ACTIVITY » Everything in the records below is to be reproduced exactly, apart from the images.

*** SOURCE MATERIAL

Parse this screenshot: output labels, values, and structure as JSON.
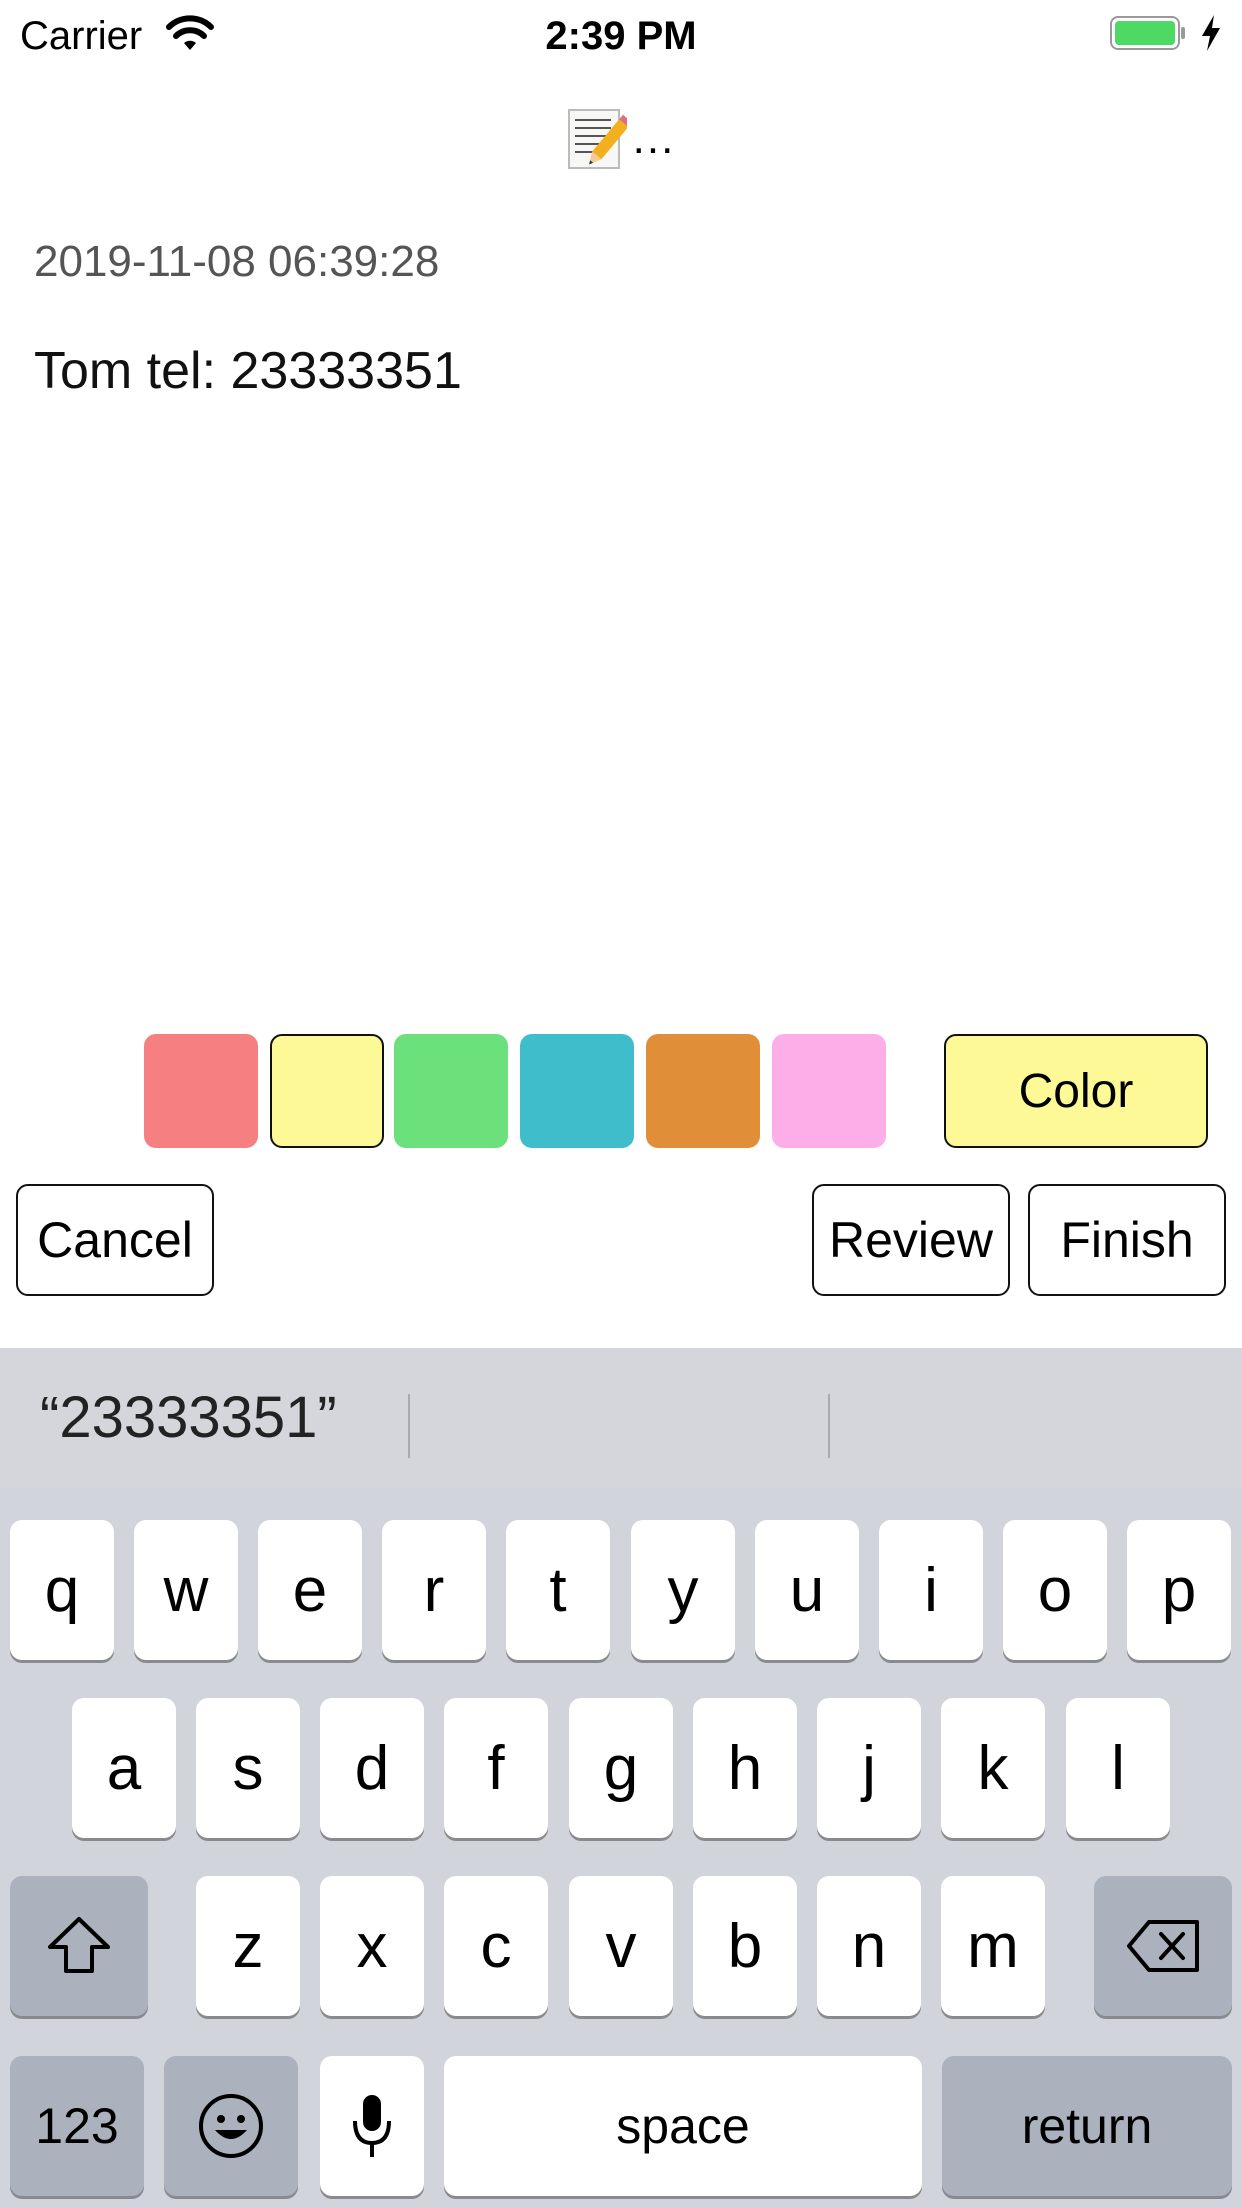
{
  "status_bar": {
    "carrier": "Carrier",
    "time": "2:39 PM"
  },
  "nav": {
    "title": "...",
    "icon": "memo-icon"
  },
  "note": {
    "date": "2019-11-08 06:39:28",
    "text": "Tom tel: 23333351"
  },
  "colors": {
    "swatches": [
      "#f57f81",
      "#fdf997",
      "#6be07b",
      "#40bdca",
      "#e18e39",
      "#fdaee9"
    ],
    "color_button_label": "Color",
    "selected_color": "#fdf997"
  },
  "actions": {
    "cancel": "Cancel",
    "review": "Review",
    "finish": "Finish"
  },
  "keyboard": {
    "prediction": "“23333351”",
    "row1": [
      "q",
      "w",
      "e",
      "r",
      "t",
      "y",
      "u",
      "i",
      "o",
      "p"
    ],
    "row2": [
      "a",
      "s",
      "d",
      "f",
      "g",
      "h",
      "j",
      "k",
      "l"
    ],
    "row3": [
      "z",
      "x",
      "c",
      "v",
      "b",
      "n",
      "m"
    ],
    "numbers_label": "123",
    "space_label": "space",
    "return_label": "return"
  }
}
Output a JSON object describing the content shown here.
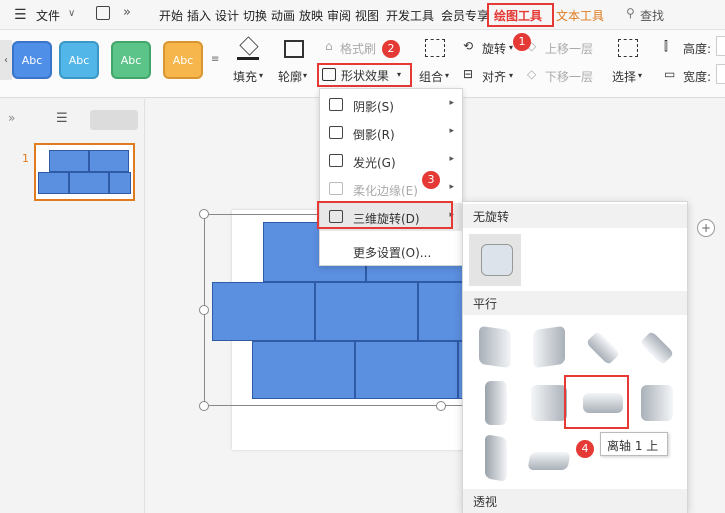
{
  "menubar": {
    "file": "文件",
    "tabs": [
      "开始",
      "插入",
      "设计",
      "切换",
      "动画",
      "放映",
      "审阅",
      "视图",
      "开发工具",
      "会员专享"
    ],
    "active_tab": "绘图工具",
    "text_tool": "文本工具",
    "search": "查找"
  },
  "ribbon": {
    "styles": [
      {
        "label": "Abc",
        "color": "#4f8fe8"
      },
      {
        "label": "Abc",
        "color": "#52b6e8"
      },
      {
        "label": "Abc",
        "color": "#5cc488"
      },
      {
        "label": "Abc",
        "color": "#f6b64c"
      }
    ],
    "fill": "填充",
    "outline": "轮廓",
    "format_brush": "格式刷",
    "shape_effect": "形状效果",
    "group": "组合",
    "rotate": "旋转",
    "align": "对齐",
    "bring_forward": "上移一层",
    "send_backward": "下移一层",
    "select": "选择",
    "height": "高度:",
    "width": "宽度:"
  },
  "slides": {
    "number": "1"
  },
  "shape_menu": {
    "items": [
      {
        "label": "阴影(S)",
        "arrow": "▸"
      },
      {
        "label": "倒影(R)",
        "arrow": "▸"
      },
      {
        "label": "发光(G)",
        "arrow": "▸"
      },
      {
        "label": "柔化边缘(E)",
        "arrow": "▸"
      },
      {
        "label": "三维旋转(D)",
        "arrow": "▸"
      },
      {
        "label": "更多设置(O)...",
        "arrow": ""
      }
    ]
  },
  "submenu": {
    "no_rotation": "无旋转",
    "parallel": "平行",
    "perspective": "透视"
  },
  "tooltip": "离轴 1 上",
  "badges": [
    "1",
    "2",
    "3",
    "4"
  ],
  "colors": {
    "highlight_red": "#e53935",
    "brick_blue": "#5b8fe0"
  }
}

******

COMPLETED TASK »
Parse this screenshot: output labels, values, and structure as JSON.
{
  "status_bar": {
    "carrier": "Carrier",
    "time": "2:39 PM"
  },
  "nav": {
    "title": "...",
    "icon": "memo-icon"
  },
  "note": {
    "date": "2019-11-08 06:39:28",
    "text": "Tom tel: 23333351"
  },
  "colors": {
    "swatches": [
      "#f57f81",
      "#fdf997",
      "#6be07b",
      "#40bdca",
      "#e18e39",
      "#fdaee9"
    ],
    "color_button_label": "Color",
    "selected_color": "#fdf997"
  },
  "actions": {
    "cancel": "Cancel",
    "review": "Review",
    "finish": "Finish"
  },
  "keyboard": {
    "prediction": "“23333351”",
    "row1": [
      "q",
      "w",
      "e",
      "r",
      "t",
      "y",
      "u",
      "i",
      "o",
      "p"
    ],
    "row2": [
      "a",
      "s",
      "d",
      "f",
      "g",
      "h",
      "j",
      "k",
      "l"
    ],
    "row3": [
      "z",
      "x",
      "c",
      "v",
      "b",
      "n",
      "m"
    ],
    "numbers_label": "123",
    "space_label": "space",
    "return_label": "return"
  }
}
Output a JSON object describing the content shown here.
{
  "menubar": {
    "file": "文件",
    "tabs": [
      "开始",
      "插入",
      "设计",
      "切换",
      "动画",
      "放映",
      "审阅",
      "视图",
      "开发工具",
      "会员专享"
    ],
    "active_tab": "绘图工具",
    "text_tool": "文本工具",
    "search": "查找"
  },
  "ribbon": {
    "styles": [
      {
        "label": "Abc",
        "color": "#4f8fe8"
      },
      {
        "label": "Abc",
        "color": "#52b6e8"
      },
      {
        "label": "Abc",
        "color": "#5cc488"
      },
      {
        "label": "Abc",
        "color": "#f6b64c"
      }
    ],
    "fill": "填充",
    "outline": "轮廓",
    "format_brush": "格式刷",
    "shape_effect": "形状效果",
    "group": "组合",
    "rotate": "旋转",
    "align": "对齐",
    "bring_forward": "上移一层",
    "send_backward": "下移一层",
    "select": "选择",
    "height": "高度:",
    "width": "宽度:"
  },
  "slides": {
    "number": "1"
  },
  "shape_menu": {
    "items": [
      {
        "label": "阴影(S)",
        "arrow": "▸"
      },
      {
        "label": "倒影(R)",
        "arrow": "▸"
      },
      {
        "label": "发光(G)",
        "arrow": "▸"
      },
      {
        "label": "柔化边缘(E)",
        "arrow": "▸"
      },
      {
        "label": "三维旋转(D)",
        "arrow": "▸"
      },
      {
        "label": "更多设置(O)...",
        "arrow": ""
      }
    ]
  },
  "submenu": {
    "no_rotation": "无旋转",
    "parallel": "平行",
    "perspective": "透视"
  },
  "tooltip": "离轴 1 上",
  "badges": [
    "1",
    "2",
    "3",
    "4"
  ],
  "colors": {
    "highlight_red": "#e53935",
    "brick_blue": "#5b8fe0"
  }
}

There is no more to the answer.